Friday, December 28, 2007

Family negotiation

The past is never over, as Sydney Carter once wrote. For this reason, family holidays can be tense. When I see my sons this time of year, I remember their first Christmas, when we photographed them inside the Christmas stockings which now hang by the fireplace; and I think of the Strawberry Shortcake bed set we bought for my daughter one year. To our children, this silent reminiscence must be annoying. At times they allude to occasions when I was arbitrary and out of touch. This hurts, for I did my best.
Their energy level is different from mine and Joe's. We go shopping, and in the space of two hours, they visit four or five stores. Left to my own devices, I'd go to one and take a break. Joe no longer comes on these excursions. As I struggle to keep up with them, they obviously view me as feeble. I find their perception unfair. Earlier this year, I climbed the Great Wall of China.

In my preparations, I fixed enough food for a small army. Clearly, our children prefer to eat out. This morning, Ben's and Mike's last at our home, they will humor me by coming here for breakfast. As I write, cinnamon rolls rise in the kitchen.
Above: Emily and her husband Steve.
Below: Ben, Mike, Emily, and Steve.


Ruth said...

Love you Roz..

Roz said...

Thanks, Ruth!

Ruth said...

I really do mean it. I admire all that you have accomplished, I am proud to have you as a friend.

Jana Dobesova said...

WOW, Roz, these were some vulnerable confessions. I loved reading this. It is so real and transparent. Thank you for sharing this. I am starting to understand perhaps how my parents feel even though they never say it.

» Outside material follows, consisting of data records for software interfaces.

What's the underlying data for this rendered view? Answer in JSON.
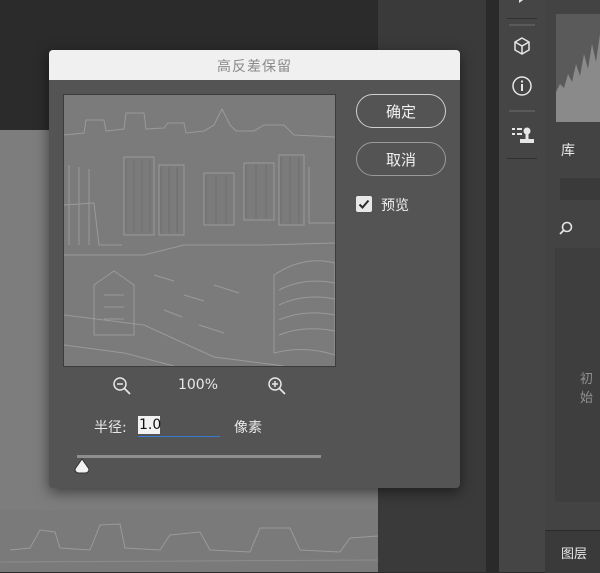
{
  "dialog": {
    "title": "高反差保留",
    "ok_label": "确定",
    "cancel_label": "取消",
    "preview_label": "预览",
    "preview_checked": true,
    "zoom_level": "100%",
    "radius_label": "半径:",
    "radius_value": "1.0",
    "radius_unit": "像素",
    "radius_slider_fraction": 0.02
  },
  "right_panel": {
    "library_label": "库",
    "library_empty_text": "初始",
    "layers_label": "图层"
  },
  "icons": {
    "zoom_out": "zoom-out-icon",
    "zoom_in": "zoom-in-icon",
    "info": "info-icon",
    "cube": "3d-cube-icon",
    "stamp": "clone-source-icon",
    "search": "search-icon",
    "checkbox": "checkmark-icon"
  }
}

What does tomorrow mean? It is 5:30 pm here, but at home it’s 5:00 in the morning. I leave Weihai tomorrow and make a stop in Beijing. ...